Start of PROVIDED ENTRIES

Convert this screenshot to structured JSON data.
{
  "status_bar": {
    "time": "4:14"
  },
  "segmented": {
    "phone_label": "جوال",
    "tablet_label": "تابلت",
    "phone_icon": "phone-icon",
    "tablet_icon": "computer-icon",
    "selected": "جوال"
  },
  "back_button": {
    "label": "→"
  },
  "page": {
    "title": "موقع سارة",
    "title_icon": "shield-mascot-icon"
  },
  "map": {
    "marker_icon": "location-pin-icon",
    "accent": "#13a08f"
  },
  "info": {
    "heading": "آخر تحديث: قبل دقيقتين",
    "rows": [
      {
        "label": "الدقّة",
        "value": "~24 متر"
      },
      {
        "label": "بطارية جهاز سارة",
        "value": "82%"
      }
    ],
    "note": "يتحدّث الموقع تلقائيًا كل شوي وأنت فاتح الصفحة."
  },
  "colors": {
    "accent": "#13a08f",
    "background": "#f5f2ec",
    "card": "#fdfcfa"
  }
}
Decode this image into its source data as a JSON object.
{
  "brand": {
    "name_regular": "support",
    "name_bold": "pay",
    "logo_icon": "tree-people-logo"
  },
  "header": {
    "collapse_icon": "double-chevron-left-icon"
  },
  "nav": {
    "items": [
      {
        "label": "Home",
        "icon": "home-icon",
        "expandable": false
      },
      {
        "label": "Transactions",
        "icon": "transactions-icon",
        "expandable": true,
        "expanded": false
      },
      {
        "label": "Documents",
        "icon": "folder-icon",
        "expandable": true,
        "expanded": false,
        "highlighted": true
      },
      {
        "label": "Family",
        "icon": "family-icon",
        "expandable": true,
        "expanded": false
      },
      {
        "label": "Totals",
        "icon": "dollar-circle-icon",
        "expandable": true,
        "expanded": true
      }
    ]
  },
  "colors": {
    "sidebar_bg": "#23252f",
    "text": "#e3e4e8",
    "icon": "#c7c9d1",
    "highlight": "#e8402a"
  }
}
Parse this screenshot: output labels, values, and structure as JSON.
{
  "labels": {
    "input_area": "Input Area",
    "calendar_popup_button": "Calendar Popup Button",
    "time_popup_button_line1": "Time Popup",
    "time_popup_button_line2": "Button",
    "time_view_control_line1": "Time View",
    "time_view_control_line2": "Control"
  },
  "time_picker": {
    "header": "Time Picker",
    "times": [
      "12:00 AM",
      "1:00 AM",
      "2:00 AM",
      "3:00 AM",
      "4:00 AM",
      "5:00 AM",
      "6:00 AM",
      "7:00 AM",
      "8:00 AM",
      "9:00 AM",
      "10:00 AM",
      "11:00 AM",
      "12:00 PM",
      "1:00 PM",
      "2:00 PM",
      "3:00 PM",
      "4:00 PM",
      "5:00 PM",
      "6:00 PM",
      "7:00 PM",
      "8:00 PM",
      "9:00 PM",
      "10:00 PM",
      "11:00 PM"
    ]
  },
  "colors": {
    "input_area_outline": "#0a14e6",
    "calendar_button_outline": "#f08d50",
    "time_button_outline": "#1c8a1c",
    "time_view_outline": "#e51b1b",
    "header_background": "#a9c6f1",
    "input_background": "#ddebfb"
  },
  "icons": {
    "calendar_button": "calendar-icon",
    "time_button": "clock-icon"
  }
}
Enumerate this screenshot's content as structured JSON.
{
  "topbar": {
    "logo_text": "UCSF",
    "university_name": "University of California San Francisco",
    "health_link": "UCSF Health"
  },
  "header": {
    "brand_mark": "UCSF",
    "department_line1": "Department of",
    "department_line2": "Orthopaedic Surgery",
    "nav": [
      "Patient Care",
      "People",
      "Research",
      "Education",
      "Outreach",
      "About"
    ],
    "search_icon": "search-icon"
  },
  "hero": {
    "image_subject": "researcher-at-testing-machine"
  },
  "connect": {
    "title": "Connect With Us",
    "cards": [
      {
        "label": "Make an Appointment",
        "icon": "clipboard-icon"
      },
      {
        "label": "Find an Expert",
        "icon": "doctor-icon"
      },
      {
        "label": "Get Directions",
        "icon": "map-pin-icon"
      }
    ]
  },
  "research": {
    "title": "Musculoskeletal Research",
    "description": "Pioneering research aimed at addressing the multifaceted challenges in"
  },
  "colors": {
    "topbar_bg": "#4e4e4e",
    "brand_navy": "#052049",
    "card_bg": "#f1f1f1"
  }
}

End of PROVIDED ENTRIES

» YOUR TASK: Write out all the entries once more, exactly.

» EXERCISE RESULT:
Convert this screenshot to structured JSON data.
{
  "status_bar": {
    "time": "4:14"
  },
  "segmented": {
    "phone_label": "جوال",
    "tablet_label": "تابلت",
    "phone_icon": "phone-icon",
    "tablet_icon": "computer-icon",
    "selected": "جوال"
  },
  "back_button": {
    "label": "→"
  },
  "page": {
    "title": "موقع سارة",
    "title_icon": "shield-mascot-icon"
  },
  "map": {
    "marker_icon": "location-pin-icon",
    "accent": "#13a08f"
  },
  "info": {
    "heading": "آخر تحديث: قبل دقيقتين",
    "rows": [
      {
        "label": "الدقّة",
        "value": "~24 متر"
      },
      {
        "label": "بطارية جهاز سارة",
        "value": "82%"
      }
    ],
    "note": "يتحدّث الموقع تلقائيًا كل شوي وأنت فاتح الصفحة."
  },
  "colors": {
    "accent": "#13a08f",
    "background": "#f5f2ec",
    "card": "#fdfcfa"
  }
}
Decode this image into its source data as a JSON object.
{
  "brand": {
    "name_regular": "support",
    "name_bold": "pay",
    "logo_icon": "tree-people-logo"
  },
  "header": {
    "collapse_icon": "double-chevron-left-icon"
  },
  "nav": {
    "items": [
      {
        "label": "Home",
        "icon": "home-icon",
        "expandable": false
      },
      {
        "label": "Transactions",
        "icon": "transactions-icon",
        "expandable": true,
        "expanded": false
      },
      {
        "label": "Documents",
        "icon": "folder-icon",
        "expandable": true,
        "expanded": false,
        "highlighted": true
      },
      {
        "label": "Family",
        "icon": "family-icon",
        "expandable": true,
        "expanded": false
      },
      {
        "label": "Totals",
        "icon": "dollar-circle-icon",
        "expandable": true,
        "expanded": true
      }
    ]
  },
  "colors": {
    "sidebar_bg": "#23252f",
    "text": "#e3e4e8",
    "icon": "#c7c9d1",
    "highlight": "#e8402a"
  }
}
Parse this screenshot: output labels, values, and structure as JSON.
{
  "labels": {
    "input_area": "Input Area",
    "calendar_popup_button": "Calendar Popup Button",
    "time_popup_button_line1": "Time Popup",
    "time_popup_button_line2": "Button",
    "time_view_control_line1": "Time View",
    "time_view_control_line2": "Control"
  },
  "time_picker": {
    "header": "Time Picker",
    "times": [
      "12:00 AM",
      "1:00 AM",
      "2:00 AM",
      "3:00 AM",
      "4:00 AM",
      "5:00 AM",
      "6:00 AM",
      "7:00 AM",
      "8:00 AM",
      "9:00 AM",
      "10:00 AM",
      "11:00 AM",
      "12:00 PM",
      "1:00 PM",
      "2:00 PM",
      "3:00 PM",
      "4:00 PM",
      "5:00 PM",
      "6:00 PM",
      "7:00 PM",
      "8:00 PM",
      "9:00 PM",
      "10:00 PM",
      "11:00 PM"
    ]
  },
  "colors": {
    "input_area_outline": "#0a14e6",
    "calendar_button_outline": "#f08d50",
    "time_button_outline": "#1c8a1c",
    "time_view_outline": "#e51b1b",
    "header_background": "#a9c6f1",
    "input_background": "#ddebfb"
  },
  "icons": {
    "calendar_button": "calendar-icon",
    "time_button": "clock-icon"
  }
}
Enumerate this screenshot's content as structured JSON.
{
  "topbar": {
    "logo_text": "UCSF",
    "university_name": "University of California San Francisco",
    "health_link": "UCSF Health"
  },
  "header": {
    "brand_mark": "UCSF",
    "department_line1": "Department of",
    "department_line2": "Orthopaedic Surgery",
    "nav": [
      "Patient Care",
      "People",
      "Research",
      "Education",
      "Outreach",
      "About"
    ],
    "search_icon": "search-icon"
  },
  "hero": {
    "image_subject": "researcher-at-testing-machine"
  },
  "connect": {
    "title": "Connect With Us",
    "cards": [
      {
        "label": "Make an Appointment",
        "icon": "clipboard-icon"
      },
      {
        "label": "Find an Expert",
        "icon": "doctor-icon"
      },
      {
        "label": "Get Directions",
        "icon": "map-pin-icon"
      }
    ]
  },
  "research": {
    "title": "Musculoskeletal Research",
    "description": "Pioneering research aimed at addressing the multifaceted challenges in"
  },
  "colors": {
    "topbar_bg": "#4e4e4e",
    "brand_navy": "#052049",
    "card_bg": "#f1f1f1"
  }
}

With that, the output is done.